If you are running all or part of your operations in the Cloud, it automatically means you will need lesser technical expertise to manage business processes. This means lesser man-hours are needed to keep operations running.
It also means that there is less time investment in training required since you or your staff complement will have fewer responsibilities in as far as technological resource management is concerned. This also translates into lower costs than it would take to run all infrastructure and services on-site.
There is also the important matter of security. Pooling computing resources translates to a better strategy when addressing computer security threats.
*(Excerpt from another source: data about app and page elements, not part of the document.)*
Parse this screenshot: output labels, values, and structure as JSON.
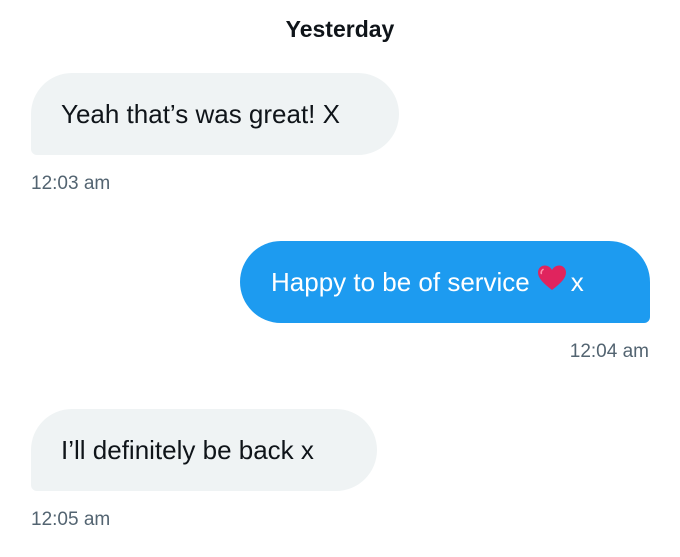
{
  "date_divider": "Yesterday",
  "messages": [
    {
      "direction": "incoming",
      "text": "Yeah that’s was great! X",
      "time": "12:03 am"
    },
    {
      "direction": "outgoing",
      "text_before": "Happy to be of service",
      "emoji": "red-heart-icon",
      "text_after": "x",
      "time": "12:04 am"
    },
    {
      "direction": "incoming",
      "text": "I’ll definitely be back x",
      "time": "12:05 am"
    }
  ],
  "colors": {
    "outgoing_bubble": "#1d9bf0",
    "incoming_bubble": "#eff3f4",
    "timestamp": "#536471",
    "text": "#0f1419",
    "heart": "#e0245e"
  }
}
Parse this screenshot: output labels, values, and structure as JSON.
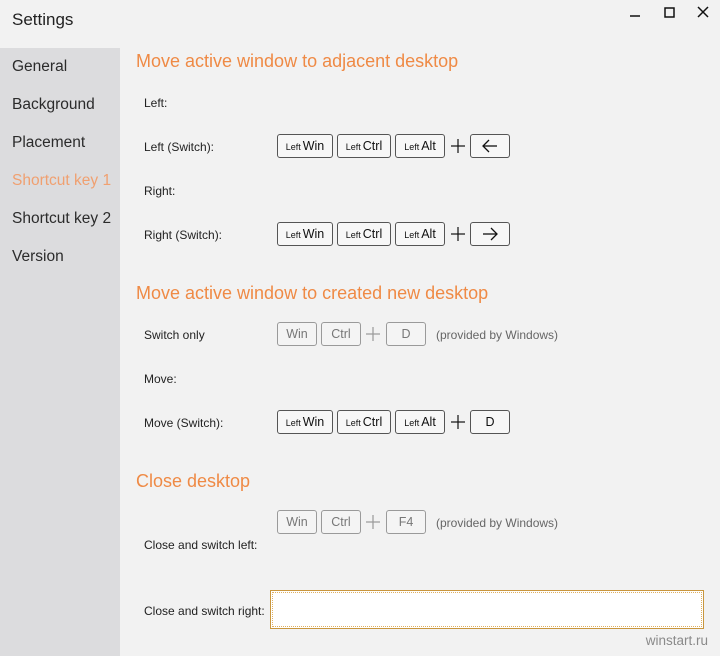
{
  "window": {
    "title": "Settings",
    "buttons": {
      "minimize": "minimize-icon",
      "maximize": "maximize-icon",
      "close": "close-icon"
    }
  },
  "sidebar": {
    "items": [
      {
        "label": "General",
        "active": false
      },
      {
        "label": "Background",
        "active": false
      },
      {
        "label": "Placement",
        "active": false
      },
      {
        "label": "Shortcut key 1",
        "active": true
      },
      {
        "label": "Shortcut key 2",
        "active": false
      },
      {
        "label": "Version",
        "active": false
      }
    ]
  },
  "sections": {
    "adjacent": {
      "title": "Move active window to adjacent desktop",
      "left_label": "Left:",
      "left_switch_label": "Left (Switch):",
      "right_label": "Right:",
      "right_switch_label": "Right (Switch):",
      "left_switch_keys": [
        "Win",
        "Ctrl",
        "Alt"
      ],
      "right_switch_keys": [
        "Win",
        "Ctrl",
        "Alt"
      ],
      "left_arrow_icon": "arrow-left-icon",
      "right_arrow_icon": "arrow-right-icon"
    },
    "new_desktop": {
      "title": "Move active window to created new desktop",
      "switch_only_label": "Switch only",
      "switch_only_keys": [
        "Win",
        "Ctrl",
        "D"
      ],
      "switch_only_note": "(provided by Windows)",
      "move_label": "Move:",
      "move_switch_label": "Move (Switch):",
      "move_switch_keys": [
        "Win",
        "Ctrl",
        "Alt",
        "D"
      ]
    },
    "close": {
      "title": "Close desktop",
      "keys": [
        "Win",
        "Ctrl",
        "F4"
      ],
      "note": "(provided by Windows)",
      "switch_left_label": "Close and switch left:",
      "switch_right_label": "Close and switch right:",
      "switch_right_value": ""
    }
  },
  "key_prefix": "Left",
  "watermark": "winstart.ru",
  "colors": {
    "accent": "#ef8a45",
    "active_nav": "#f0a070",
    "sidebar_bg": "#dcdcde",
    "page_bg": "#f2f2f2"
  }
}
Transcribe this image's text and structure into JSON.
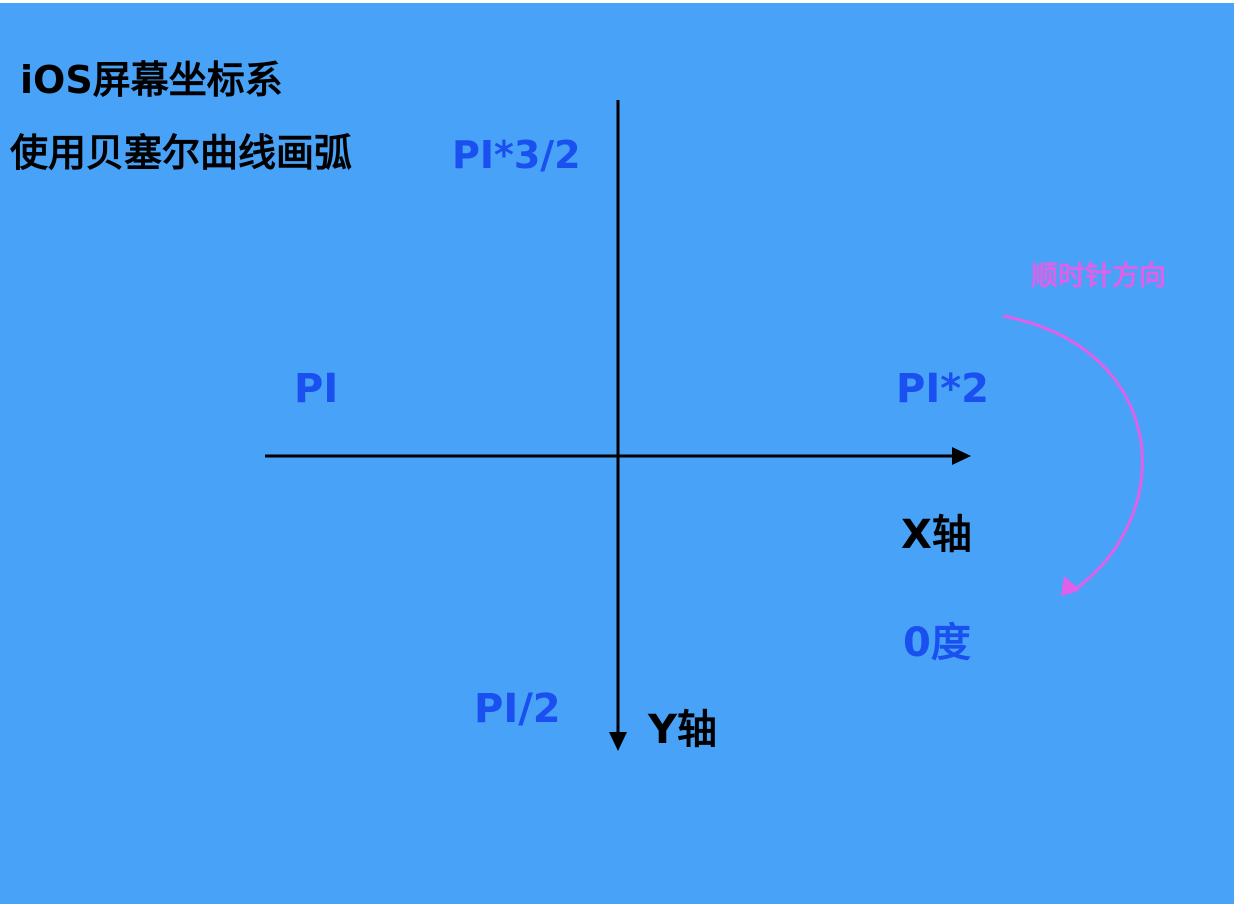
{
  "title": "iOS屏幕坐标系",
  "subtitle": "使用贝塞尔曲线画弧",
  "angles": {
    "three_half_pi": "PI*3/2",
    "pi": "PI",
    "two_pi": "PI*2",
    "zero": "0度",
    "half_pi": "PI/2"
  },
  "axes": {
    "x_label": "X轴",
    "y_label": "Y轴"
  },
  "direction": {
    "label": "顺时针方向"
  },
  "colors": {
    "background": "#48a2f8",
    "axis": "#000000",
    "angle_label": "#1a4ff0",
    "direction_arc": "#e25fe9"
  }
}
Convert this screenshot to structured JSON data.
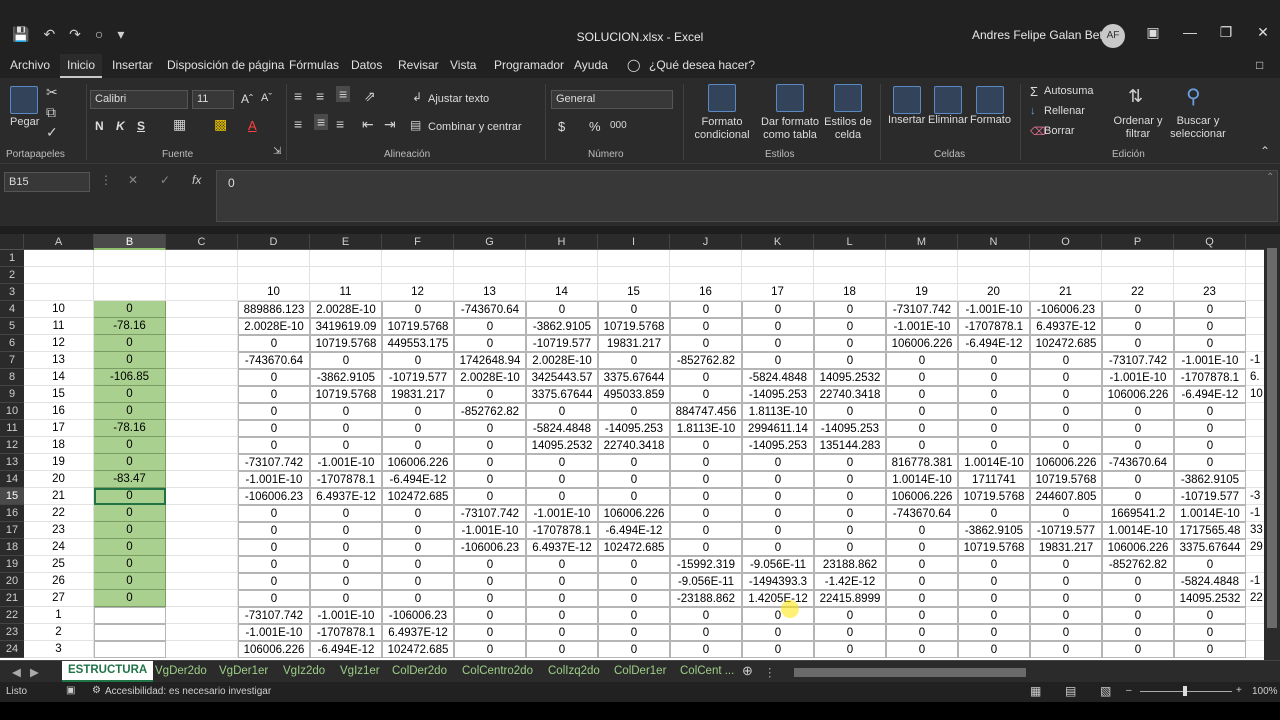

The reasoning behind this is that the responsibility of protecting computing resources from various threats is entrusted in the hands of specialists who can dedicate more resources to the effort of implementing security.
Deployment and Service Models
There are three main levels of deployment. The “private cloud” has cloud infrastructure operated solely for a single organization which may be managed internally or by a third-party. It can also be hosted either internally or externally.
In the case of a "public cloud" , services are rendered over an open network in public use and some services may be available for free. There is very little difference between public and cloud architecture, if any, even though the security models may be substantially different.
A “hybrid cloud” model incorporates the best of both private and public cloud architectures that merges two or more clouds.
Depending on needs, there are three primary service models to consider. With Infrastructure as a Service (IaaS, the consumer can deploy and run arbitrary software including operating systems and applications. The consumer does not manage or control the underlying cloud infrastructure but has control over operating systems, storage, and deployed applications.
With Platform as a Service (PaaS) the consumer has access to custom applications using choice programming languages tools. The consumer however does not manage or control the underlying cloud infrastructure including network, servers, operating systems, or storage.
Software as a Service (SaaS) is what most individuals and small business will use. The consumer niether manages or controls the underlying cloud infrastructure including servers, operating systems, storage or, with a few exceptions, not even the individual application capabilities.